For a narrative to be meaningful, it helps to have a traceable set of reasons for what happens. In Planet Earth, the recurring narrative of organic balance is powered, or explained, by intentionality. Attenborough’s presentation of Nature’s dynamic equilibrium as the spontaneous result of organic beings who compete according to their non-conscious self interests recalls the logic of traditional economics, which credits the invisible hand of the market for this balancing act. The identity of these processes, these mechanisms for maintaining the world as it is and optimizing participants’ experiences, offers an opportunity to see more deeply into each and understand how widely relied upon this notion of self-regulation is.
The idea that both free markets and unspoiled ecosystems are able to remain in productive balance seems to be the result of a belief that competition has the innate ability to order complex systems. International deregulation efforts, which have left “natural market forces” in charge of the global economy, speak to the strength of people’s faith in the idea of self-regulation. But this invisible hand is more than the basis for a particular economic theory. Just like the dialectic – Hegel’s idealist, self-generating process of reason through contradiction – this mechanism of competitive self-regulation is a deep philosophical belief in the way the world progresses. Insofar as naturalists, led by Darwin and narrated by Planet Earth, have used this idea as an overarching explanation for how Nature functions, it seems just as organic as the rain forest trees struggling for sunlight.
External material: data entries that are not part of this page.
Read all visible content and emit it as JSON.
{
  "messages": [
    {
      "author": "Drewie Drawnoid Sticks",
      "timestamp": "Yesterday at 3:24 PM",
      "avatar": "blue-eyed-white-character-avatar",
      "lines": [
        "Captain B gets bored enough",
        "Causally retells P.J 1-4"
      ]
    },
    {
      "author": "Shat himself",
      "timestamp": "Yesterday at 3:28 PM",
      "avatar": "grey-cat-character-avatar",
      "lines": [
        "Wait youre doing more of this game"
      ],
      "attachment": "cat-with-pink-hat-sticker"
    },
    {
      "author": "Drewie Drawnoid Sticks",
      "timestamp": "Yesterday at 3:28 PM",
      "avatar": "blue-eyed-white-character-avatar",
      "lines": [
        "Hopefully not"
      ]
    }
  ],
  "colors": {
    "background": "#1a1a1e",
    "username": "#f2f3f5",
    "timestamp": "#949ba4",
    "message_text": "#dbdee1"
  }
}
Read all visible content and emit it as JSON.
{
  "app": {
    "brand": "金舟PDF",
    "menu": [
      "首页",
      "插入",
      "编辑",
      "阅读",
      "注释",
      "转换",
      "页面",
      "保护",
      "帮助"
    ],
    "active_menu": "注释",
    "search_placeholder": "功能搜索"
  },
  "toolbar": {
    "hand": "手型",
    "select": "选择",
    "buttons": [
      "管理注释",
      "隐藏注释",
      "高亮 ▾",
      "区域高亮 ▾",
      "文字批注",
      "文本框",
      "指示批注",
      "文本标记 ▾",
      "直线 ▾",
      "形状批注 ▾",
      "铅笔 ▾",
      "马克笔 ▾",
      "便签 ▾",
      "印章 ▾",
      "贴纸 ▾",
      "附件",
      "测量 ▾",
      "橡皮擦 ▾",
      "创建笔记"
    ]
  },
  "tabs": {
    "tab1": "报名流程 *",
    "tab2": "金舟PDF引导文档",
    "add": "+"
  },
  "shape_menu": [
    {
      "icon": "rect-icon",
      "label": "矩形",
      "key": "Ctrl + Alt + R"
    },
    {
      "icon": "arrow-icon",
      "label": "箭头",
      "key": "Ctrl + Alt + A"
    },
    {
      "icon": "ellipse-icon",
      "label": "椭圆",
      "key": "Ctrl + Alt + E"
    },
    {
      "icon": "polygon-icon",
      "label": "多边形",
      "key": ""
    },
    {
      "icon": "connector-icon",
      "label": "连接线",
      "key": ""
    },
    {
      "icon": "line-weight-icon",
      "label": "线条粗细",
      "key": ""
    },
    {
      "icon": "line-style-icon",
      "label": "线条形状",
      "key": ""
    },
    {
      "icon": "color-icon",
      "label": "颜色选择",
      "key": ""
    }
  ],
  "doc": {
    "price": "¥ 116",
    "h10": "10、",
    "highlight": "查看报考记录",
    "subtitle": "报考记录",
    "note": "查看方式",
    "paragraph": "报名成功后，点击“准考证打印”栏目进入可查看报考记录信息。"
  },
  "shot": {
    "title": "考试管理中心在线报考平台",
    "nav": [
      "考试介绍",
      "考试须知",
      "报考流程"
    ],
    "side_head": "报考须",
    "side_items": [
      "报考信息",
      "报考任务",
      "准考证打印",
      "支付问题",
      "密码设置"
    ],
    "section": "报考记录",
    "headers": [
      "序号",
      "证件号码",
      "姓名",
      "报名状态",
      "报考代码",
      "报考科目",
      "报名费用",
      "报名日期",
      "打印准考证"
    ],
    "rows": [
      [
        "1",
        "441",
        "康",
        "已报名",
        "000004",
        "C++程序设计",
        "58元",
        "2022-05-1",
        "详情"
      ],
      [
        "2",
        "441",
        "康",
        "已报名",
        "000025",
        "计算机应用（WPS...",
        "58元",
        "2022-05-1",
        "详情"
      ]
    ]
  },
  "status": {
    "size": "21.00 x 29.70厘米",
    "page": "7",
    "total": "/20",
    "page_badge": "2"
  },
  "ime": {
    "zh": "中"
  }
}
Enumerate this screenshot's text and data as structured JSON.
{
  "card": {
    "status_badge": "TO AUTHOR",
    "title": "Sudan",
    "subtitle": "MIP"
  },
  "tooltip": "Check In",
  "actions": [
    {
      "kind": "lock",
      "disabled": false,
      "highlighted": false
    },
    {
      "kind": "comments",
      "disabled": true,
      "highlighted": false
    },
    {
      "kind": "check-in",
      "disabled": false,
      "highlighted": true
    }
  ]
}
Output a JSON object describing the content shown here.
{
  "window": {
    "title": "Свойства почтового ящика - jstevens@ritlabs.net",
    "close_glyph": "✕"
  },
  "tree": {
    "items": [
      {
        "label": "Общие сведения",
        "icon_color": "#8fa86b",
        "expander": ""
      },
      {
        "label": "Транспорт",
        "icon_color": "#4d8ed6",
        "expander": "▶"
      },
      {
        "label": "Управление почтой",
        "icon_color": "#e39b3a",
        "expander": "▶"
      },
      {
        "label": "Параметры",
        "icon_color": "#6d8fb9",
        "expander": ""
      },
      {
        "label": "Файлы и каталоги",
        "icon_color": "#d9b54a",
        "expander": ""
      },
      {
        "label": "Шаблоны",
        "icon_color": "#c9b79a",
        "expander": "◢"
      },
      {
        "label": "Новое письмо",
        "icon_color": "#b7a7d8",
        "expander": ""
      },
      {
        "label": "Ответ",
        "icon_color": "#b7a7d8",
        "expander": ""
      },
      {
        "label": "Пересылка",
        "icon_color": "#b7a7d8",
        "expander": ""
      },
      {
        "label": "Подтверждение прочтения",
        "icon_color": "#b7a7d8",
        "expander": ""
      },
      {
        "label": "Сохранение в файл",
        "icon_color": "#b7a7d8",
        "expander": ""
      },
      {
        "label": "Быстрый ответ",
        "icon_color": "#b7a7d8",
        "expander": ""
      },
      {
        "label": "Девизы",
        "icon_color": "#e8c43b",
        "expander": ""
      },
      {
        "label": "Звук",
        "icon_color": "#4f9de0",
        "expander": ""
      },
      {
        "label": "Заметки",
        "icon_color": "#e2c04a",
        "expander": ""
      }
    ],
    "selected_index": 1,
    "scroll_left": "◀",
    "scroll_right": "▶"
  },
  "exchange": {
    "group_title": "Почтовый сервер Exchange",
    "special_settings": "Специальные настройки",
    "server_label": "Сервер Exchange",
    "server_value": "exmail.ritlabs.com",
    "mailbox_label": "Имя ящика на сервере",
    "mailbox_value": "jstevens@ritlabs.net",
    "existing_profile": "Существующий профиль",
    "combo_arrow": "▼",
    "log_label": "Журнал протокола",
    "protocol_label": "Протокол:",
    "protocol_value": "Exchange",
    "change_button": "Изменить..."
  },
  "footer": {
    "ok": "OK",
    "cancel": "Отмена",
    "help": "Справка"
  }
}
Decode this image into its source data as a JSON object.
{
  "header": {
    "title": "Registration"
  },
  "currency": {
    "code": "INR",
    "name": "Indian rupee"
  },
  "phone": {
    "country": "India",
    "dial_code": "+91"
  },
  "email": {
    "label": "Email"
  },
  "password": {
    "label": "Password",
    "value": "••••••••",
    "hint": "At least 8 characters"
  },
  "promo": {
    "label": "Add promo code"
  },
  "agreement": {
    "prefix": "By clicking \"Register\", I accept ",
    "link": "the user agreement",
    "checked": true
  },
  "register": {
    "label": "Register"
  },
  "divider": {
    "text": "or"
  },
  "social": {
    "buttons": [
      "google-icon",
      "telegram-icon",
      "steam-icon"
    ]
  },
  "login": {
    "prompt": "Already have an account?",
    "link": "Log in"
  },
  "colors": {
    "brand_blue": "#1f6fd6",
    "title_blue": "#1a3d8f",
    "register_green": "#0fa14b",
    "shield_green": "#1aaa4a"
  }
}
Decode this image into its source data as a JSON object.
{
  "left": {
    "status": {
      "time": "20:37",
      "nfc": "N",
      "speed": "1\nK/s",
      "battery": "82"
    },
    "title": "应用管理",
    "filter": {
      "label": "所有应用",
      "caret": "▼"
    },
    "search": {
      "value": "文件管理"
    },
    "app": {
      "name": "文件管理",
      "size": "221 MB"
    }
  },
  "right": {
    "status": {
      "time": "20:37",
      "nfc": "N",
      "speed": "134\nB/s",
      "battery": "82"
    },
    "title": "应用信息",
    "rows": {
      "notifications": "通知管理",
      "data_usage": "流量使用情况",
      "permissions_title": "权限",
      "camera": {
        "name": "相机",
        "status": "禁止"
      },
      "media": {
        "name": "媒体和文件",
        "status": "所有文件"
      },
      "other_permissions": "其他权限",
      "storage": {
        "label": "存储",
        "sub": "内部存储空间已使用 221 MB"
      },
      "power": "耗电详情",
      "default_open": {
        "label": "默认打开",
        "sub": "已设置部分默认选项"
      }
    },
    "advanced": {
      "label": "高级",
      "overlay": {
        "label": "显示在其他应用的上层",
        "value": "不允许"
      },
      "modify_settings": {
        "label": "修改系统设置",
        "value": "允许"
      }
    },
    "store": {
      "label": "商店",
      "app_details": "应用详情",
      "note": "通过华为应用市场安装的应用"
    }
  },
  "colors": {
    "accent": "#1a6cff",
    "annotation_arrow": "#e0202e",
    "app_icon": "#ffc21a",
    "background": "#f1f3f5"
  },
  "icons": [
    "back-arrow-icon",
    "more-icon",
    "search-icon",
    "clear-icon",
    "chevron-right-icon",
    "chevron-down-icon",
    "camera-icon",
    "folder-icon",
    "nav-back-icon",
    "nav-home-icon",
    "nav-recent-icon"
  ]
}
This ideological contact between the ecological and the economic might allow us to finally situate ourselves, humanity, in Planet Earth’s storytelling. We occupy a complicated position in the narrative. It is striking that Attenborough rarely mentions humanity and we only see people when the cameras descend through labyrinthine caves deep into the planet. Yet at the end of several episodes, Attenborough warns viewers of these environments’ precarious positions. The appeal is most dire at the end of Jungles: “Rain forest diversity has come at a cost. It has made them the most finely balanced ecosystems in the world, only too easily upset and destroyed by that other great ape, the chimpanzee’s closest relative, ourselves.” Only a few minutes after viewers have seen their own humanity in the mirror of a marauding band of territory-hungry chimpanzees, this language is striking. It positions humanity not as an alien force superimposed on an independently existing natural world but as a part of the same precariously balance system. The argument is so affective because it refuses to plead. Instead it suggests that we reconsider the boundaries we draw between systems we hope to keep in balance. Rather than seeing economics and ecology as two fundamentally separate, permanently walled-off disciplines this attitude takes them as parallel projects working on different problems. Instead of defining the jungle as the wild and unthinkable state of nature, this naturalist approach seeks to fuse man’s understanding of himself with the complexities of Nature in order to ensure that Planet Earth never becomes a stunning monument to irrecoverable beauty.